Work instruction:
Using the data below, copy out all lines with the word "label".

[Items from an interface collection]
# # # #

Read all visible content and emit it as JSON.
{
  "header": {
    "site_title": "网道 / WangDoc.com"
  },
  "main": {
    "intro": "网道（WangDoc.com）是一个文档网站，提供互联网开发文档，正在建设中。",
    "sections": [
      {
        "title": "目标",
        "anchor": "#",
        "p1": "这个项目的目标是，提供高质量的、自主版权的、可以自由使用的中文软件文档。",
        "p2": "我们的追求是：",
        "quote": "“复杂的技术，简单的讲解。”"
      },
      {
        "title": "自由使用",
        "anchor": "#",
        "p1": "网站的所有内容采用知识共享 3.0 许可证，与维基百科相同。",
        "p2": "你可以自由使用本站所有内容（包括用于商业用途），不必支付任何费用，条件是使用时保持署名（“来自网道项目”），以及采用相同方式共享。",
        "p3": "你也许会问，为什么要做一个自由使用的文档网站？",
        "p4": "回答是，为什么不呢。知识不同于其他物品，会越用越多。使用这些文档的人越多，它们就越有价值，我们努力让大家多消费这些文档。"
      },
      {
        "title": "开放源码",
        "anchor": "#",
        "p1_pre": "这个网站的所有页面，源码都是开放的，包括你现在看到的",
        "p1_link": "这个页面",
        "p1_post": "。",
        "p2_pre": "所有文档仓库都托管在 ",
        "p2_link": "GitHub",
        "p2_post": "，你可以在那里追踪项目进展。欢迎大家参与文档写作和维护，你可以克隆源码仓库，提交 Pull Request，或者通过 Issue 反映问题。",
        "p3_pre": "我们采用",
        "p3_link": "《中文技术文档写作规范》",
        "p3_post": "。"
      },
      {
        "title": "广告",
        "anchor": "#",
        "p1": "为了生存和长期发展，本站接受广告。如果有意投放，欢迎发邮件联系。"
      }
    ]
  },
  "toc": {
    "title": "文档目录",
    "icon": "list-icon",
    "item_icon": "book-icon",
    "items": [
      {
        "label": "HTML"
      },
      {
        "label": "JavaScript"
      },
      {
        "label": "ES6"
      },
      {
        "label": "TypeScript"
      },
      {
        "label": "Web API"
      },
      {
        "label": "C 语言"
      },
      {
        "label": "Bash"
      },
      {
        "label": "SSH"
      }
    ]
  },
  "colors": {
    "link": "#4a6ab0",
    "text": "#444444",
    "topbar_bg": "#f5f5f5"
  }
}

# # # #

Output for this task:
        "label": "HTML"
        "label": "JavaScript"
        "label": "ES6"
        "label": "TypeScript"
        "label": "Web API"
        "label": "C 语言"
        "label": "Bash"
        "label": "SSH"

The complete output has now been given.